Kerfing refers to an application which utilizes saw blades, in multiple passes, to achieve numerous thin grooves in material. This process was traditionally used for the purpose of bending material by removing stock from one side of the panel or solid wood. For example, stair companies generally use veneered plywood to produce curved risers by kerfing out the back side of plywood to allow it to bend into a radius.
Image 1A — shows the kerfed material, which will be bent and placed under the stair tred.
More recently, kerfing has become popular in acoustic panel production on CNC routers
Image 1B — shows an example of small V-grooves in the panels which are applied to walls and ceilings of building interiors to affect sound properties and provide sound dampening benefits. The acoustic panels also provide ascetic benefits, which make cut quality extremely important.
These and many other grooving applications on panel products are being performed on CNC routers, but often with limited production efficiency. There are several ways to optimize kerfing applications to achieve greater production efficiency.
Strategies to improve efficiency and cycle time: Use multiple blades:
A simple solution to improve cycle time can be achieved by using multiple blades in one assembly to cut in one pass. This strategy has been used for years on moulders and rip saws, but more recently has become popular on CNC routers. Many operations have utilized a moulder aggregate, which allows multiple blades to be stacked onto an arbor, which can be installed into any 3 axis spindle with C — axis. Other companies have opted to purchase 5 axis CNC routers which allows blades to be installed on arbors and run in a horizontal orientation on the 5 axis spindle.
Image 2A — shows an example of a moulder aggregate which provides greater flexibly and enhanced performance to a 3 axis
Image 2B — shows multiple blades stacked on 1 tool holder to be run on a
5 Axis CNC router. This simple solution creates dramatic increase in output on
one machine and allows sheet stock to be machined with greater accuracy.Use diamond tooling:
One of the greatest challenges associated with carbide saw blades is, frequent sharpening and the requirement to disassemble the tooling stacks for service procedures. Assembly and disassembly does increase the chance for inaccuracy and imbalance of tooling. Improper sharpening can also be problematic and cause accuracy and balance issues. Diamond saw blades provide a better alternative for saw stacks on CNC routers, and eliminates the concerns described above. Dramatically extended tool life of diamond saws eliminates the need for frequent tool changes and reduces the margin of error substantially.
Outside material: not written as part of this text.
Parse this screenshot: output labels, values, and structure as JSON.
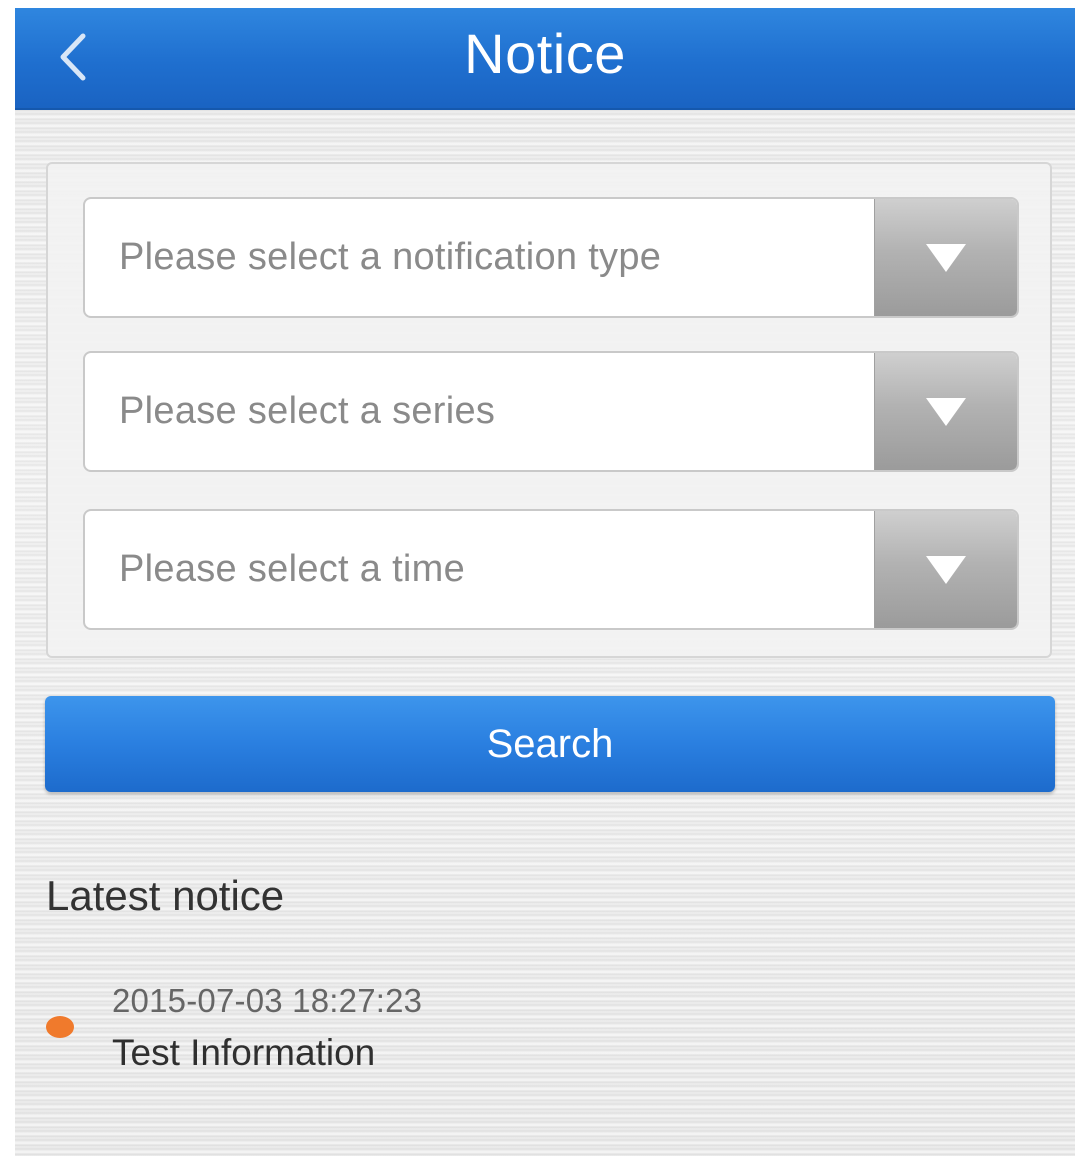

Diamond saw sharpening procedures are more accurate and ensure optimal balance and accuracy. Many of the materials being machined are often relatively abrasive which makes diamond saw blades a logical tooling choice. Important cautions:
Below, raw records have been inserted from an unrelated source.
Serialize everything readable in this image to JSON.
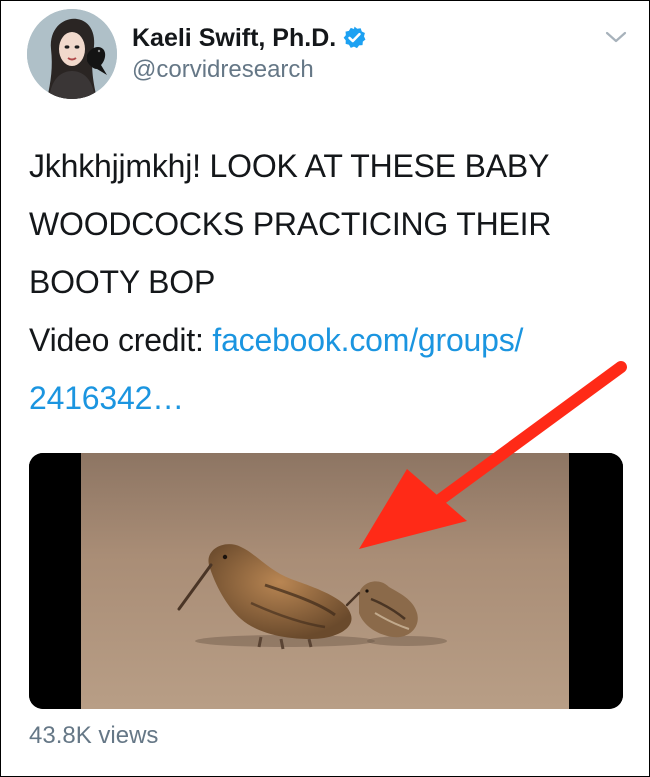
{
  "tweet": {
    "display_name": "Kaeli Swift, Ph.D.",
    "handle": "@corvidresearch",
    "text": "Jkhkhjjmkhj! LOOK AT THESE BABY WOODCOCKS PRACTICING THEIR BOOTY BOP",
    "credit_label": "Video credit: ",
    "credit_link": "facebook.com/groups/​2416342…",
    "views": "43.8K views"
  },
  "icons": {
    "verified": "verified-badge-icon",
    "menu": "chevron-down-icon",
    "annotation": "red-arrow-icon"
  },
  "colors": {
    "link": "#1b95e0",
    "secondary_text": "#657786",
    "verified": "#1da1f2",
    "arrow": "#ff2a17",
    "video_sand": "#a98d76",
    "letterbox": "#000000"
  }
}
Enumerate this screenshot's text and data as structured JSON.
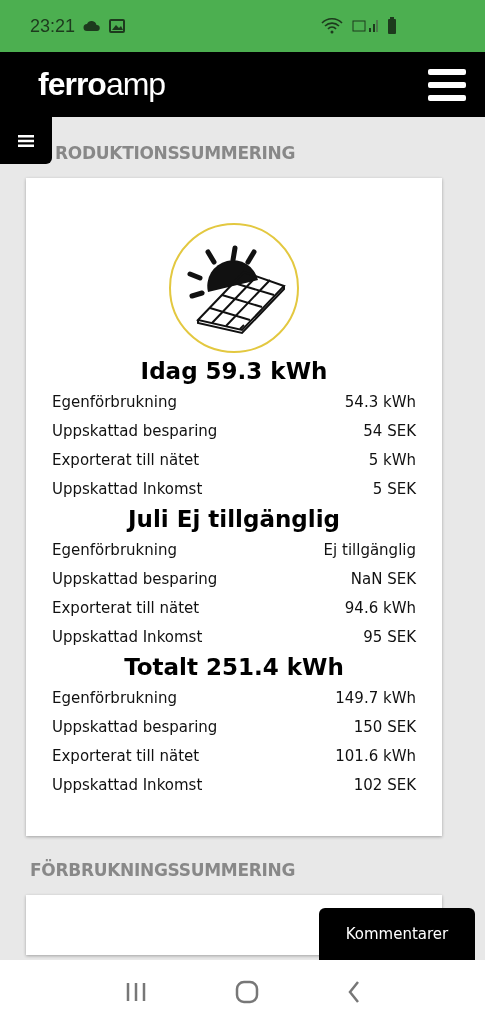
{
  "status_bar": {
    "time": "23:21"
  },
  "header": {
    "logo": "**ferro**amp"
  },
  "sections": [
    {
      "heading": "RODUKTIONSSUMMERING",
      "groups": [
        {
          "title": "Idag 59.3 kWh",
          "rows": [
            {
              "label": "Egenförbrukning",
              "value": "54.3 kWh"
            },
            {
              "label": "Uppskattad besparing",
              "value": "54 SEK"
            },
            {
              "label": "Exporterat till nätet",
              "value": "5 kWh"
            },
            {
              "label": "Uppskattad Inkomst",
              "value": "5 SEK"
            }
          ]
        },
        {
          "title": "Juli Ej tillgänglig",
          "rows": [
            {
              "label": "Egenförbrukning",
              "value": "Ej tillgänglig"
            },
            {
              "label": "Uppskattad besparing",
              "value": "NaN SEK"
            },
            {
              "label": "Exporterat till nätet",
              "value": "94.6 kWh"
            },
            {
              "label": "Uppskattad Inkomst",
              "value": "95 SEK"
            }
          ]
        },
        {
          "title": "Totalt 251.4 kWh",
          "rows": [
            {
              "label": "Egenförbrukning",
              "value": "149.7 kWh"
            },
            {
              "label": "Uppskattad besparing",
              "value": "150 SEK"
            },
            {
              "label": "Exporterat till nätet",
              "value": "101.6 kWh"
            },
            {
              "label": "Uppskattad Inkomst",
              "value": "102 SEK"
            }
          ]
        }
      ]
    },
    {
      "heading": "FÖRBRUKNINGSSUMMERING"
    }
  ],
  "comments_button": "Kommentarer"
}
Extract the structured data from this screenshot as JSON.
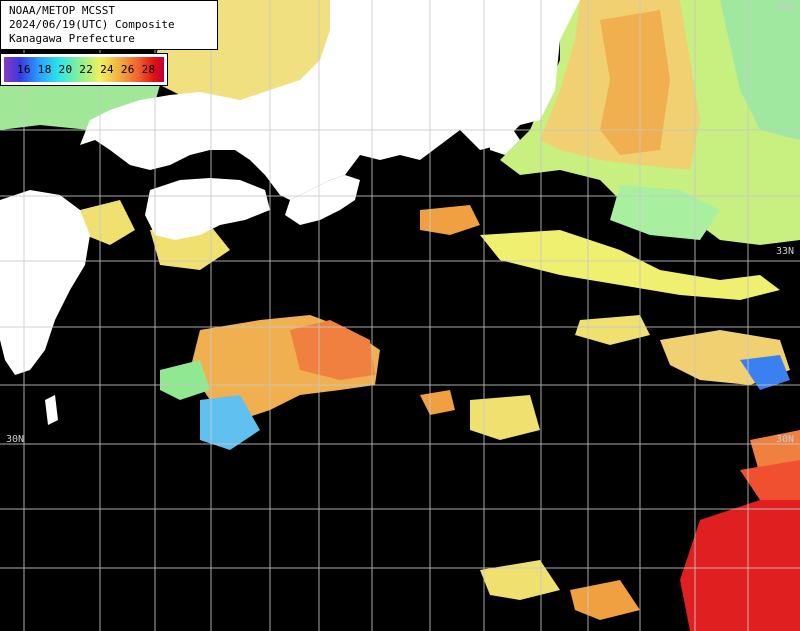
{
  "title": {
    "line1": "NOAA/METOP MCSST",
    "line2": "2024/06/19(UTC) Composite",
    "line3": "Kanagawa Prefecture"
  },
  "legend": {
    "labels": "16 18 20 22 24 26 28"
  },
  "lat_labels": {
    "left_30": "30N",
    "right_30": "30N",
    "right_33": "33N",
    "top_right": "35N"
  },
  "colors": {
    "land": "#ffffff",
    "no_data": "#000000",
    "grid": "#c8c8c8",
    "cold": "#3a3ae0",
    "mid": "#90f090",
    "warm": "#f0a040",
    "hot": "#e01010"
  }
}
As we strive to improve processes and increase machinery output, it is obviously critical to consider the safety restrictions of machinery and operator competency, as large tool assemblies do require special attention. Tool size
It is critical to research the allowable tool length and diameter of saw blade as machine limitations vary drastically. The size of the tool will obviously be a critical consideration when performing tool changes,
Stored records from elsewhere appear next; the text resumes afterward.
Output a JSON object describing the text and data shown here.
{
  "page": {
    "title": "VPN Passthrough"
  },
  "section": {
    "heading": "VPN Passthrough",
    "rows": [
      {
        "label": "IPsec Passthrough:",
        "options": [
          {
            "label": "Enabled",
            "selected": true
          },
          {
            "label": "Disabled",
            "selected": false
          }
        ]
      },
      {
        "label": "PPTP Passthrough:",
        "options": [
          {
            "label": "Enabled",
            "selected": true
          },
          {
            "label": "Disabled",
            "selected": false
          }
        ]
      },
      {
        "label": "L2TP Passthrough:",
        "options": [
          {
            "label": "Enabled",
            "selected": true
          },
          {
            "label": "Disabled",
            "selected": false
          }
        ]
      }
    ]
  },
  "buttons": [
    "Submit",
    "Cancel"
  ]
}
and during cutting applications. It is imperative that the diameter of the tooling is large enough to project into the material without interfering with other machine components, but not too large to exceed the max diameter of the machine. Length of tool assembly is also crucial to ensure safe operation of machine and spindle. Tool weight
Weight of tool assemblies can be provided by your tooling supplier in the design phase of any project, prior to manufacturing any tooling solution. It is imperative that spindle weights are respected to ensure optimal long term performance and safety. To comply with restrictions, it is possible to add weight reduction laser slots to saw blades and make all spacers with aircraft grade aluminum. Machine and spindle manufactures can advise on the specific limitations for each machine, but always consider that 3 axis machine limitations can be different from 5 axis machine specifications. Dynamic balancing
Required balancing standards can be determined by the size of tooling, and running RPM of the spindle. Industry standard requires G2.5 specification, but overbalancing in these situations is never a bad idea. Saw blade assemblies can improve machine efficiency dramatically, but the risk of spindle wear must be considered as well as overall safety of the assembly. Due to horsepower constraints, most CNC routers must be run a higher RPM than standard saw applications. Most machines require RPM of 8000 to 12000, which is not an issue for router tooling, but larger saw blade diameters at 8 to 14 inch require special consideration when running on a CNC router. Saw blades are generally balanced to 3000 to 6000 RPM for standard saw equipment which is sufficient for standard sawing operations. However, a saw blade assembly such as the one shown in image 2B, must be balanced to much higher RPM and will require additional balancing procedures to ensure safe operation.
If kerfing is an application which can benefit your operation, take some time to consider all the options currently available with new machinery and tooling solutions. Multiple
saw assemblies have added a great deal of versatility to
CNC routers and can be a critical tool to optimize performance and increase output of production lines.